## WORK REQUIRED
Skipping each picture, output the entries exactly as they stand below.

THE DATA below:

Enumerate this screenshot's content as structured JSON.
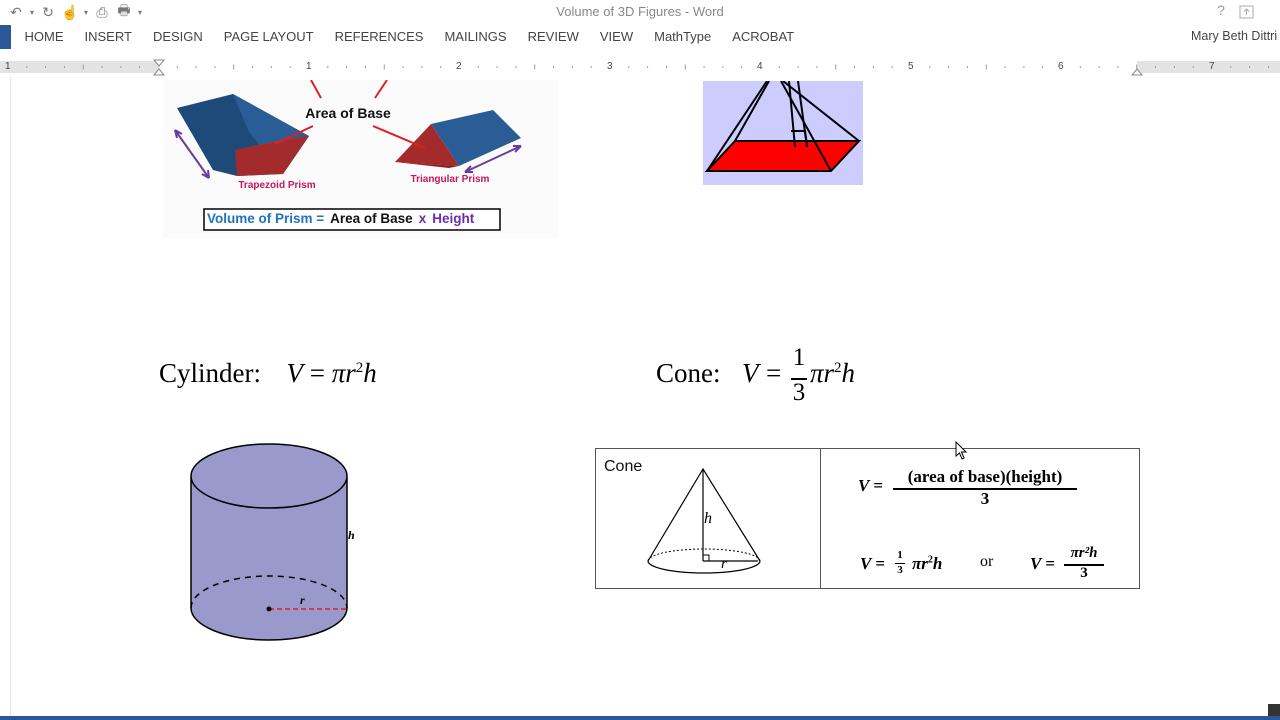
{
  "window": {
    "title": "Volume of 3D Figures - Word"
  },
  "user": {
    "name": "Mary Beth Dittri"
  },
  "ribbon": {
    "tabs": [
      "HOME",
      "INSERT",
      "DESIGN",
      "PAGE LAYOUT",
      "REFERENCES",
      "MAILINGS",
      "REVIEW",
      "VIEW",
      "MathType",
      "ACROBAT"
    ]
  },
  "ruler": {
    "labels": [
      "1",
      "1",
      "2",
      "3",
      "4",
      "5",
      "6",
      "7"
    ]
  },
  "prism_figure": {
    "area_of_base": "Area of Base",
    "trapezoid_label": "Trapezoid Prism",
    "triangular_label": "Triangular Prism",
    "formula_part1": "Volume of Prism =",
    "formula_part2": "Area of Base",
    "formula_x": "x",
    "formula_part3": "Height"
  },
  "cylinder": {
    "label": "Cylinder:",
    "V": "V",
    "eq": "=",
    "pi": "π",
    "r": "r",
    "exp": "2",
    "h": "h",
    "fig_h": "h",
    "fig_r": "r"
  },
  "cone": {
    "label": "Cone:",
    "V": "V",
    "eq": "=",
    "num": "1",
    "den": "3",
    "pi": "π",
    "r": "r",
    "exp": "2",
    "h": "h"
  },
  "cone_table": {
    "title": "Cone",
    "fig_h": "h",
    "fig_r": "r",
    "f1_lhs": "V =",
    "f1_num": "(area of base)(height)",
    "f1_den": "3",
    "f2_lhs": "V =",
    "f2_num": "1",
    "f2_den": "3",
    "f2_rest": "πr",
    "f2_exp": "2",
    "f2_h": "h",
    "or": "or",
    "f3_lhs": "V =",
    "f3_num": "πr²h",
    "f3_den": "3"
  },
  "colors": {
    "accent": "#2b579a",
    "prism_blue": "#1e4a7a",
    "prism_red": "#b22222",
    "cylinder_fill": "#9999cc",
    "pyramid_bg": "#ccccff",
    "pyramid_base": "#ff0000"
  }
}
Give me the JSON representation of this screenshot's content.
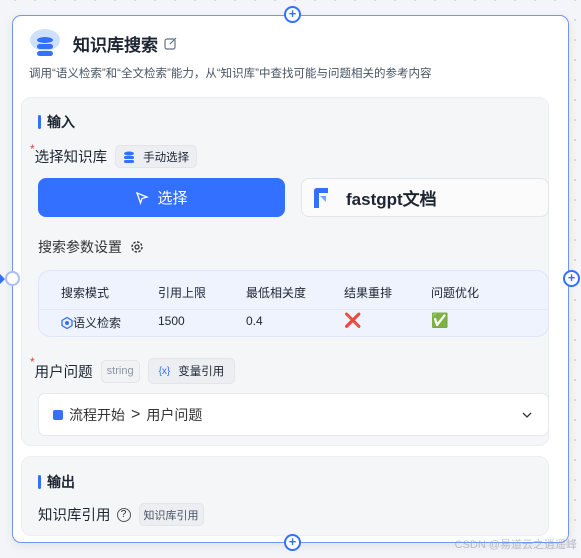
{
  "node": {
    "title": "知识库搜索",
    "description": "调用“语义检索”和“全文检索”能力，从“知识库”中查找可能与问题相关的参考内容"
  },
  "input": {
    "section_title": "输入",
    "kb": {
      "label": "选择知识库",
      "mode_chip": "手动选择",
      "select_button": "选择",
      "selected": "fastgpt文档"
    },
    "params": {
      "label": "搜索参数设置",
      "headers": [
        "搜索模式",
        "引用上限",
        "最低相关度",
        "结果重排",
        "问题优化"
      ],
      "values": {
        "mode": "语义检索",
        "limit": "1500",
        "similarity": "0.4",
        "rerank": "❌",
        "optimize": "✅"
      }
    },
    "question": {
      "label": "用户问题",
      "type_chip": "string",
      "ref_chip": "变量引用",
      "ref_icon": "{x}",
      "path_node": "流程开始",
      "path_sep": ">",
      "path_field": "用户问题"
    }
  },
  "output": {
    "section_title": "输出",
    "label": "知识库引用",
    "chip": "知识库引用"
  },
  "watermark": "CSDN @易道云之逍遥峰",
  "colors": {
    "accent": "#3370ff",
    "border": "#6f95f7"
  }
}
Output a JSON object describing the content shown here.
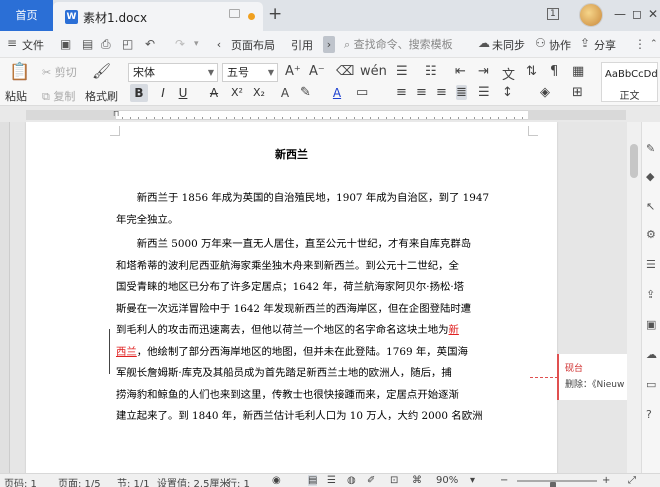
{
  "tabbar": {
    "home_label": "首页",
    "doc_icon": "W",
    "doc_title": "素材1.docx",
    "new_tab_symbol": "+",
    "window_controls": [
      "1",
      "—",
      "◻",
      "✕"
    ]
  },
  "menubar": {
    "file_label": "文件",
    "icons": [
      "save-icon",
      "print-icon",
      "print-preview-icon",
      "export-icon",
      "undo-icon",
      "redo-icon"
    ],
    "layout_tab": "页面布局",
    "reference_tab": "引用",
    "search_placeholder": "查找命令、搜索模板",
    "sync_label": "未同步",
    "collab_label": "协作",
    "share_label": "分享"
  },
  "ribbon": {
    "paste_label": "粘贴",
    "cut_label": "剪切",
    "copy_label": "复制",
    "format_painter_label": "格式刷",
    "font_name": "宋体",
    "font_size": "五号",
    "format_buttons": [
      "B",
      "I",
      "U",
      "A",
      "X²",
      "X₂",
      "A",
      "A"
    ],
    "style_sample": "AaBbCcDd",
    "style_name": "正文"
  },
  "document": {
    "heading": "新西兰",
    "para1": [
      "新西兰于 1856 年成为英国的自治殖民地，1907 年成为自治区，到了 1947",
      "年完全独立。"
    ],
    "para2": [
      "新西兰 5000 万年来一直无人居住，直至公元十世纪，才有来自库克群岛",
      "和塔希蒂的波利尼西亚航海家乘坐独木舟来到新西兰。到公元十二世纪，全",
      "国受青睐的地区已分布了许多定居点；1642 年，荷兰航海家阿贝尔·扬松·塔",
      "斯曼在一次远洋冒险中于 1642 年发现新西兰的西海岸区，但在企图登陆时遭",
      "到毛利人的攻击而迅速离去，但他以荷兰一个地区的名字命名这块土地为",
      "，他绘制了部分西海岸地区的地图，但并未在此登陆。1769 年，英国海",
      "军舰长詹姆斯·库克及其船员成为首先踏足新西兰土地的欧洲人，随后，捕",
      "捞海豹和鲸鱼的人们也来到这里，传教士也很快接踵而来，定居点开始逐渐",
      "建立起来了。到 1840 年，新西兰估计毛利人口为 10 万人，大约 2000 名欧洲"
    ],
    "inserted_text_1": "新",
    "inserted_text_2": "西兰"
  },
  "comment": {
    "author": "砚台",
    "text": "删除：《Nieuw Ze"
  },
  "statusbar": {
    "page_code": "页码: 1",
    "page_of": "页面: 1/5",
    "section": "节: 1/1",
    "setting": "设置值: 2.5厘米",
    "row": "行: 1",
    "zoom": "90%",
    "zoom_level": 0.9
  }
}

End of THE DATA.

## ANSWER SECTION
Enumerate this screenshot's content as structured JSON.
{
  "window": {
    "title": "Volume of 3D Figures - Word"
  },
  "user": {
    "name": "Mary Beth Dittri"
  },
  "ribbon": {
    "tabs": [
      "HOME",
      "INSERT",
      "DESIGN",
      "PAGE LAYOUT",
      "REFERENCES",
      "MAILINGS",
      "REVIEW",
      "VIEW",
      "MathType",
      "ACROBAT"
    ]
  },
  "ruler": {
    "labels": [
      "1",
      "1",
      "2",
      "3",
      "4",
      "5",
      "6",
      "7"
    ]
  },
  "prism_figure": {
    "area_of_base": "Area of Base",
    "trapezoid_label": "Trapezoid Prism",
    "triangular_label": "Triangular Prism",
    "formula_part1": "Volume of Prism =",
    "formula_part2": "Area of Base",
    "formula_x": "x",
    "formula_part3": "Height"
  },
  "cylinder": {
    "label": "Cylinder:",
    "V": "V",
    "eq": "=",
    "pi": "π",
    "r": "r",
    "exp": "2",
    "h": "h",
    "fig_h": "h",
    "fig_r": "r"
  },
  "cone": {
    "label": "Cone:",
    "V": "V",
    "eq": "=",
    "num": "1",
    "den": "3",
    "pi": "π",
    "r": "r",
    "exp": "2",
    "h": "h"
  },
  "cone_table": {
    "title": "Cone",
    "fig_h": "h",
    "fig_r": "r",
    "f1_lhs": "V =",
    "f1_num": "(area of base)(height)",
    "f1_den": "3",
    "f2_lhs": "V =",
    "f2_num": "1",
    "f2_den": "3",
    "f2_rest": "πr",
    "f2_exp": "2",
    "f2_h": "h",
    "or": "or",
    "f3_lhs": "V =",
    "f3_num": "πr²h",
    "f3_den": "3"
  },
  "colors": {
    "accent": "#2b579a",
    "prism_blue": "#1e4a7a",
    "prism_red": "#b22222",
    "cylinder_fill": "#9999cc",
    "pyramid_bg": "#ccccff",
    "pyramid_base": "#ff0000"
  }
}
Give me the JSON representation of this screenshot's content.
{
  "node": {
    "title": "知识库搜索",
    "description": "调用“语义检索”和“全文检索”能力，从“知识库”中查找可能与问题相关的参考内容"
  },
  "input": {
    "section_title": "输入",
    "kb": {
      "label": "选择知识库",
      "mode_chip": "手动选择",
      "select_button": "选择",
      "selected": "fastgpt文档"
    },
    "params": {
      "label": "搜索参数设置",
      "headers": [
        "搜索模式",
        "引用上限",
        "最低相关度",
        "结果重排",
        "问题优化"
      ],
      "values": {
        "mode": "语义检索",
        "limit": "1500",
        "similarity": "0.4",
        "rerank": "❌",
        "optimize": "✅"
      }
    },
    "question": {
      "label": "用户问题",
      "type_chip": "string",
      "ref_chip": "变量引用",
      "ref_icon": "{x}",
      "path_node": "流程开始",
      "path_sep": ">",
      "path_field": "用户问题"
    }
  },
  "output": {
    "section_title": "输出",
    "label": "知识库引用",
    "chip": "知识库引用"
  },
  "watermark": "CSDN @易道云之逍遥峰",
  "colors": {
    "accent": "#3370ff",
    "border": "#6f95f7"
  }
}
Output a JSON object describing the content shown here.
{
  "tabbar": {
    "home_label": "首页",
    "doc_icon": "W",
    "doc_title": "素材1.docx",
    "new_tab_symbol": "+",
    "window_controls": [
      "1",
      "—",
      "◻",
      "✕"
    ]
  },
  "menubar": {
    "file_label": "文件",
    "icons": [
      "save-icon",
      "print-icon",
      "print-preview-icon",
      "export-icon",
      "undo-icon",
      "redo-icon"
    ],
    "layout_tab": "页面布局",
    "reference_tab": "引用",
    "search_placeholder": "查找命令、搜索模板",
    "sync_label": "未同步",
    "collab_label": "协作",
    "share_label": "分享"
  },
  "ribbon": {
    "paste_label": "粘贴",
    "cut_label": "剪切",
    "copy_label": "复制",
    "format_painter_label": "格式刷",
    "font_name": "宋体",
    "font_size": "五号",
    "format_buttons": [
      "B",
      "I",
      "U",
      "A",
      "X²",
      "X₂",
      "A",
      "A"
    ],
    "style_sample": "AaBbCcDd",
    "style_name": "正文"
  },
  "document": {
    "heading": "新西兰",
    "para1": [
      "新西兰于 1856 年成为英国的自治殖民地，1907 年成为自治区，到了 1947",
      "年完全独立。"
    ],
    "para2": [
      "新西兰 5000 万年来一直无人居住，直至公元十世纪，才有来自库克群岛",
      "和塔希蒂的波利尼西亚航海家乘坐独木舟来到新西兰。到公元十二世纪，全",
      "国受青睐的地区已分布了许多定居点；1642 年，荷兰航海家阿贝尔·扬松·塔",
      "斯曼在一次远洋冒险中于 1642 年发现新西兰的西海岸区，但在企图登陆时遭",
      "到毛利人的攻击而迅速离去，但他以荷兰一个地区的名字命名这块土地为",
      "，他绘制了部分西海岸地区的地图，但并未在此登陆。1769 年，英国海",
      "军舰长詹姆斯·库克及其船员成为首先踏足新西兰土地的欧洲人，随后，捕",
      "捞海豹和鲸鱼的人们也来到这里，传教士也很快接踵而来，定居点开始逐渐",
      "建立起来了。到 1840 年，新西兰估计毛利人口为 10 万人，大约 2000 名欧洲"
    ],
    "inserted_text_1": "新",
    "inserted_text_2": "西兰"
  },
  "comment": {
    "author": "砚台",
    "text": "删除：《Nieuw Ze"
  },
  "statusbar": {
    "page_code": "页码: 1",
    "page_of": "页面: 1/5",
    "section": "节: 1/1",
    "setting": "设置值: 2.5厘米",
    "row": "行: 1",
    "zoom": "90%",
    "zoom_level": 0.9
  }
}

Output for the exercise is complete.